§ **WHAT IS NEEDED**
Your answer must be every line of the data that contains "Windows".

§ **WORKING DATA**
%%
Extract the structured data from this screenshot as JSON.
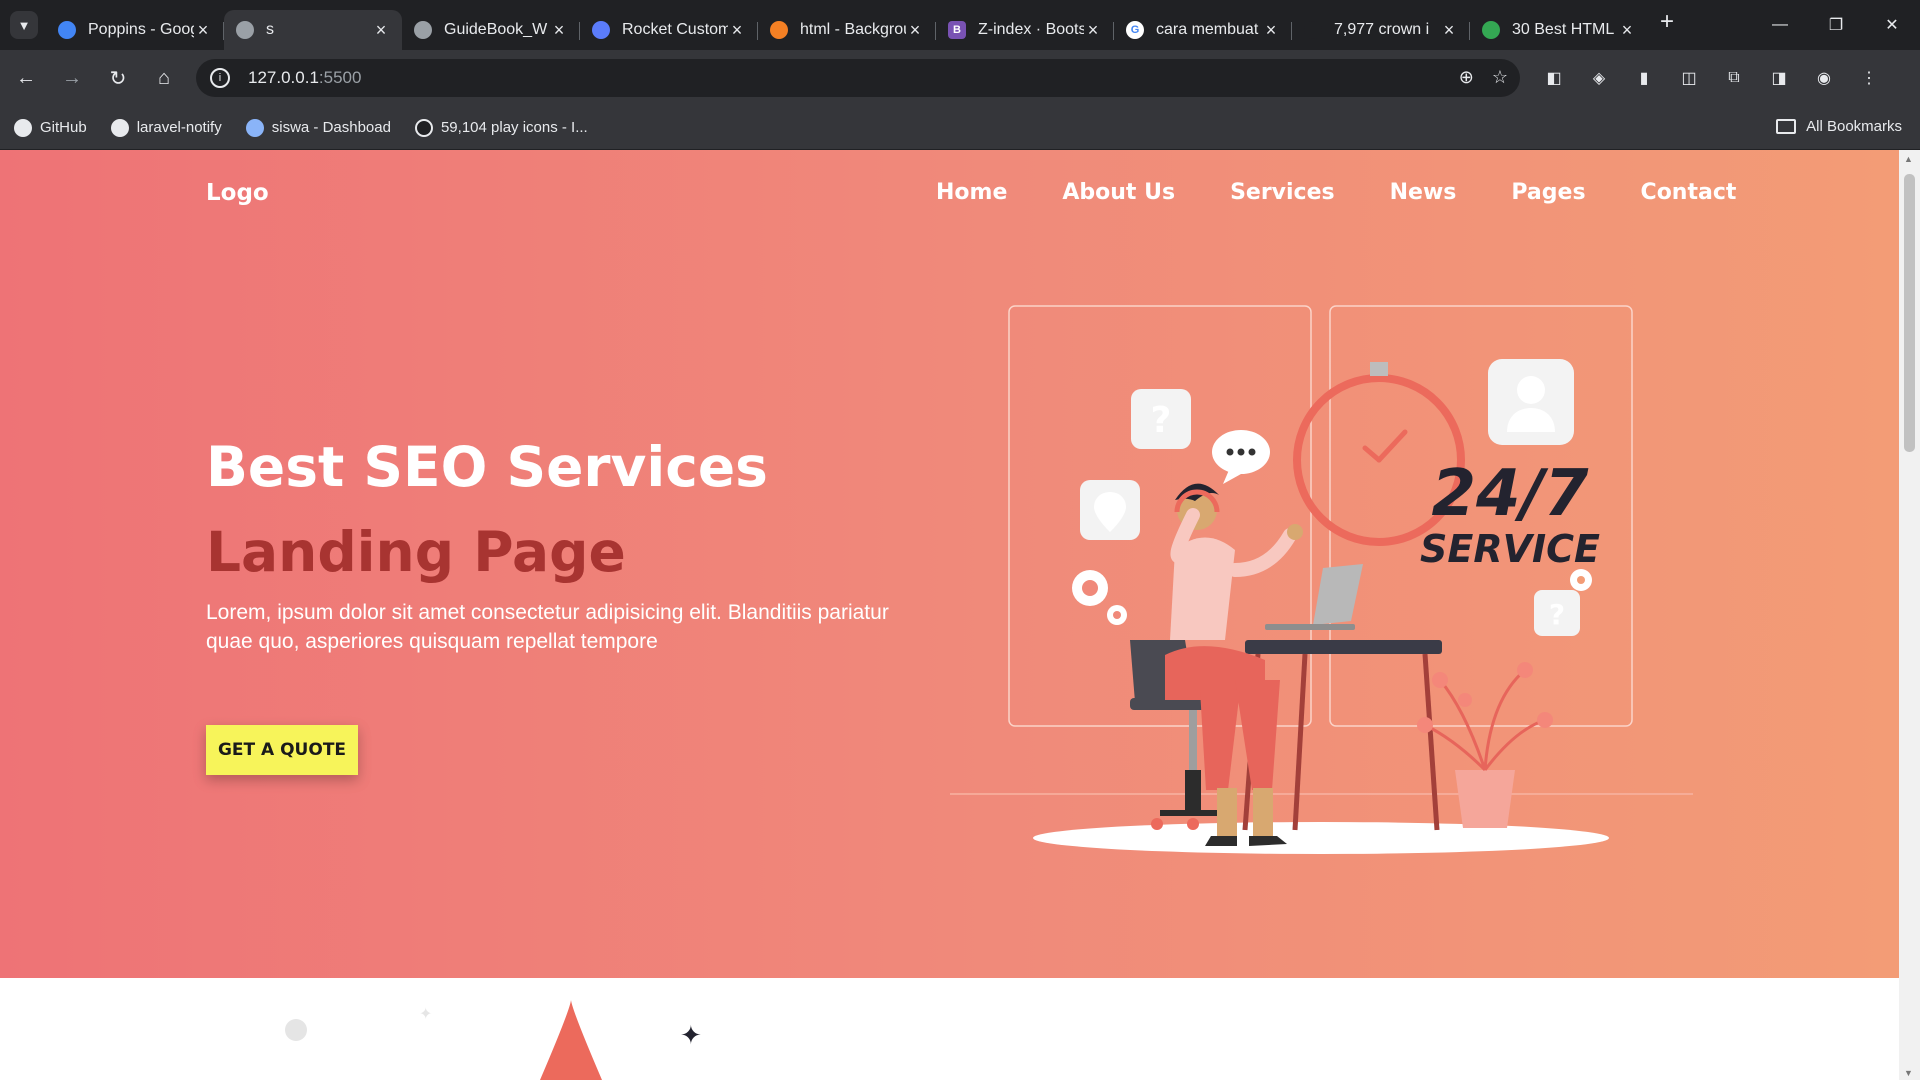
{
  "browser": {
    "tabs": [
      {
        "title": "Poppins - Google Fonts",
        "icon": "google-fonts-icon",
        "color": "#4285f4"
      },
      {
        "title": "s",
        "icon": "globe-icon",
        "color": "#9aa0a6",
        "active": true
      },
      {
        "title": "GuideBook_W",
        "icon": "globe-icon",
        "color": "#9aa0a6"
      },
      {
        "title": "Rocket Custom",
        "icon": "rocket-icon",
        "color": "#5b7cfa"
      },
      {
        "title": "html - Background",
        "icon": "stackoverflow-icon",
        "color": "#f48024"
      },
      {
        "title": "Z-index · Bootstrap",
        "icon": "bootstrap-icon",
        "color": "#7952b3"
      },
      {
        "title": "cara membuat",
        "icon": "google-icon",
        "color": "#ffffff"
      },
      {
        "title": "7,977 crown i",
        "icon": "crown-icon",
        "color": "#202124"
      },
      {
        "title": "30 Best HTML",
        "icon": "colorlib-icon",
        "color": "#34a853"
      }
    ],
    "url_host": "127.0.0.1",
    "url_port": ":5500",
    "bookmarks": [
      "GitHub",
      "laravel-notify",
      "siswa - Dashboad",
      "59,104 play icons - I..."
    ],
    "all_bookmarks": "All Bookmarks"
  },
  "site": {
    "logo": "Logo",
    "nav": [
      "Home",
      "About Us",
      "Services",
      "News",
      "Pages",
      "Contact"
    ],
    "headline": "Best SEO Services",
    "headline_accent": "Landing Page",
    "lead": "Lorem, ipsum dolor sit amet consectetur adipisicing elit. Blanditiis pariatur quae quo, asperiores quisquam repellat tempore",
    "cta": "GET A QUOTE",
    "illustration": {
      "service_big": "24/7",
      "service_small": "SERVICE"
    },
    "colors": {
      "gradient_start": "#ee7376",
      "gradient_end": "#f39c76",
      "accent": "#a83431",
      "cta": "#f7f45a"
    }
  }
}
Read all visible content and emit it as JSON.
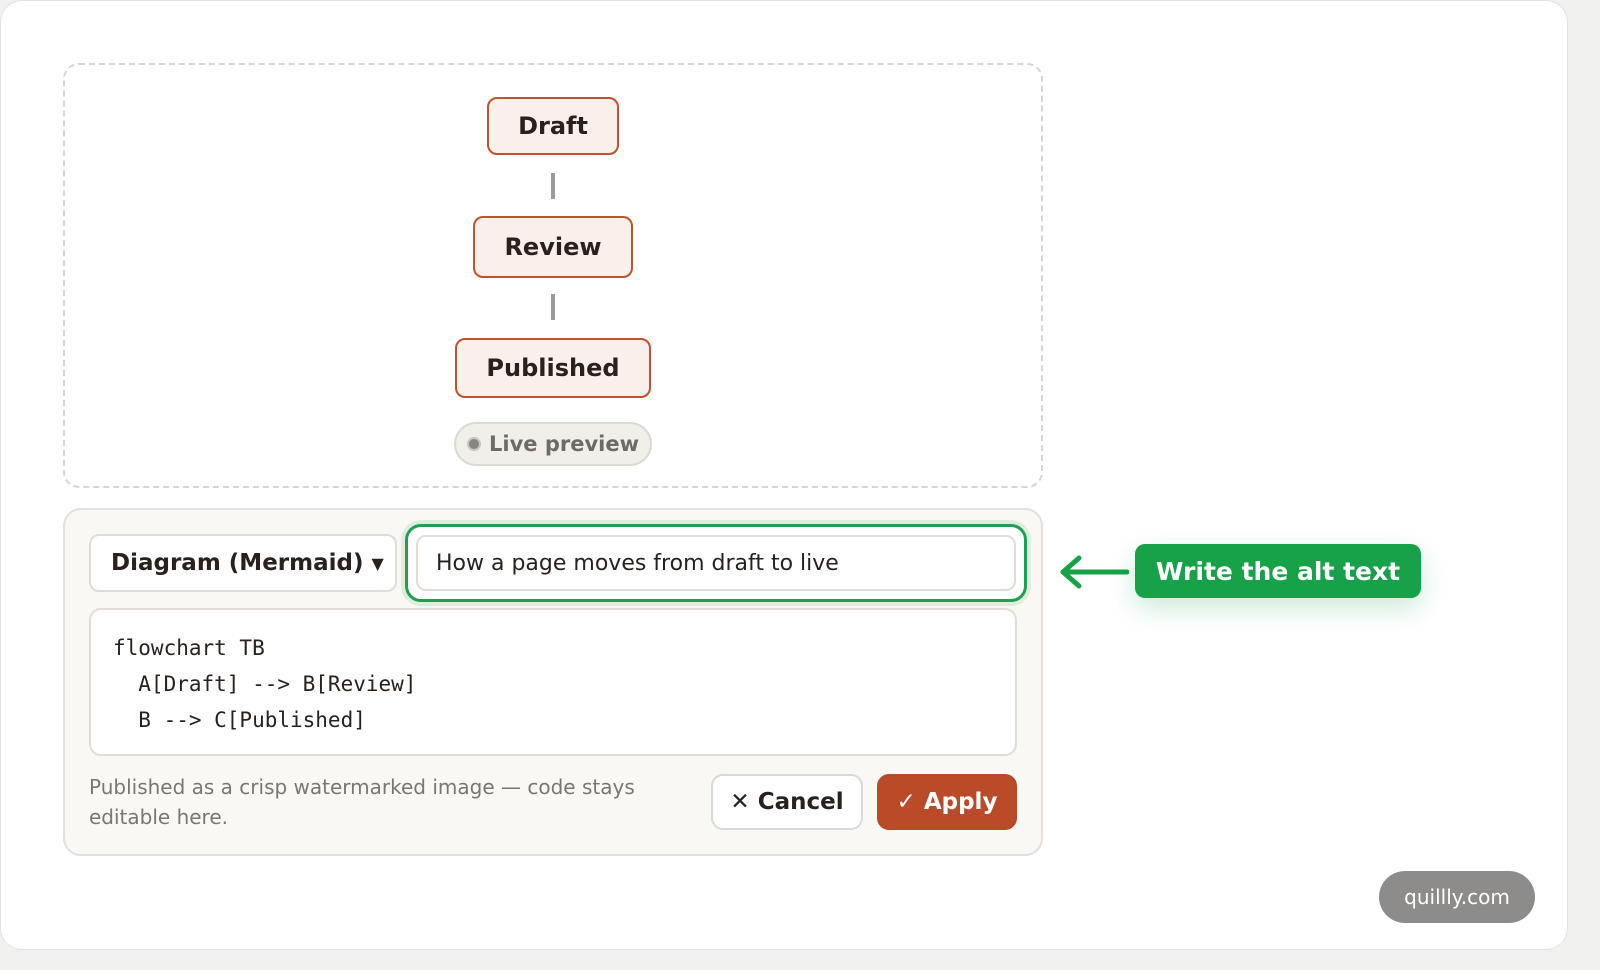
{
  "preview": {
    "nodes": [
      {
        "label": "Draft"
      },
      {
        "label": "Review"
      },
      {
        "label": "Published"
      }
    ],
    "badge": "Live preview"
  },
  "editor": {
    "type_select": "Diagram (Mermaid)",
    "alt_text_value": "How a page moves from draft to live",
    "code_lines": [
      "flowchart TB",
      "  A[Draft] --> B[Review]",
      "  B --> C[Published]"
    ],
    "hint": "Published as a crisp watermarked image — code stays editable here.",
    "cancel_label": "Cancel",
    "apply_label": "Apply",
    "cancel_icon": "✕",
    "apply_icon": "✓"
  },
  "callout": {
    "text": "Write the alt text"
  },
  "watermark": "quillly.com",
  "colors": {
    "accent": "#b94b29",
    "node_fill": "#fbefe9",
    "highlight": "#17a24a"
  }
}
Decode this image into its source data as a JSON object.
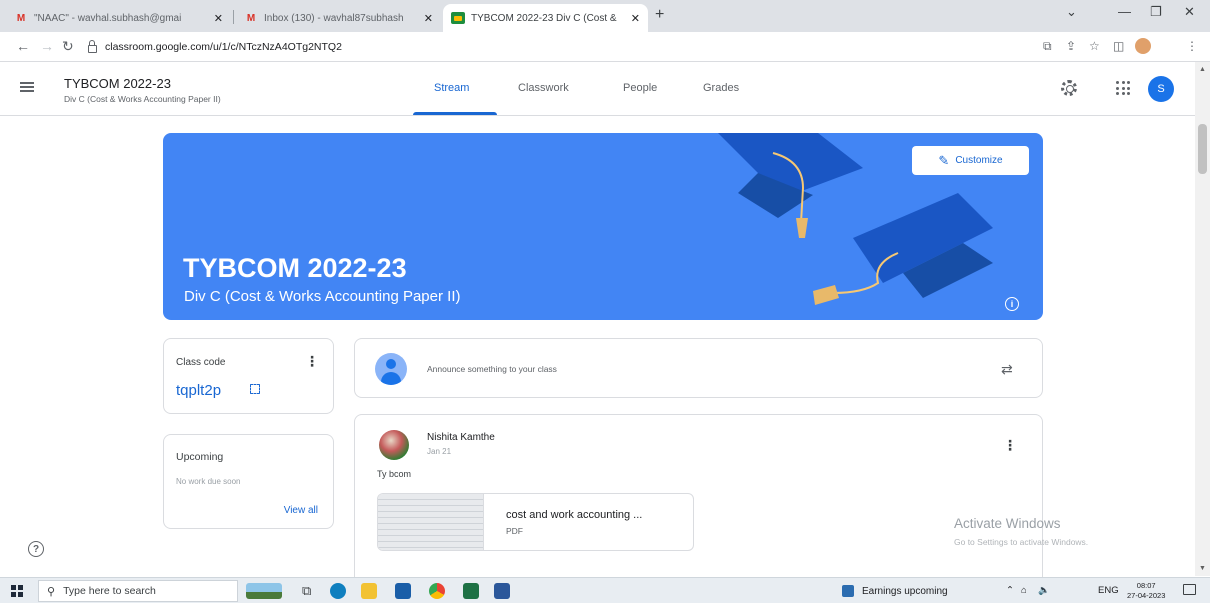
{
  "browser": {
    "tabs": [
      {
        "title": "\"NAAC\" - wavhal.subhash@gmai",
        "icon": "gmail-icon"
      },
      {
        "title": "Inbox (130) - wavhal87subhash",
        "icon": "gmail-icon"
      },
      {
        "title": "TYBCOM 2022-23 Div C (Cost &",
        "icon": "classroom-icon"
      }
    ],
    "url": "classroom.google.com/u/1/c/NTczNzA4OTg2NTQ2",
    "new_tab": "+"
  },
  "header": {
    "class_title": "TYBCOM 2022-23",
    "class_subtitle": "Div C (Cost & Works Accounting Paper II)",
    "tabs": [
      {
        "label": "Stream",
        "active": true
      },
      {
        "label": "Classwork",
        "active": false
      },
      {
        "label": "People",
        "active": false
      },
      {
        "label": "Grades",
        "active": false
      }
    ],
    "avatar_letter": "S",
    "accent": "#1967d2"
  },
  "banner": {
    "title": "TYBCOM 2022-23",
    "subtitle": "Div C (Cost & Works Accounting Paper II)",
    "customize_label": "Customize",
    "color": "#4285f4"
  },
  "class_code": {
    "label": "Class code",
    "value": "tqplt2p"
  },
  "upcoming": {
    "label": "Upcoming",
    "empty_text": "No work due soon",
    "view_all": "View all"
  },
  "announce": {
    "placeholder": "Announce something to your class"
  },
  "post": {
    "author": "Nishita Kamthe",
    "date": "Jan 21",
    "body": "Ty bcom",
    "attachment": {
      "name": "cost and work accounting ...",
      "type": "PDF"
    }
  },
  "watermark": {
    "line1": "Activate Windows",
    "line2": "Go to Settings to activate Windows."
  },
  "taskbar": {
    "search_placeholder": "Type here to search",
    "weather": "Earnings upcoming",
    "lang": "ENG",
    "time": "08:07",
    "date": "27-04-2023"
  }
}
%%
§ **SOLUTION BELOW**
    "line1": "Activate Windows",
    "line2": "Go to Settings to activate Windows."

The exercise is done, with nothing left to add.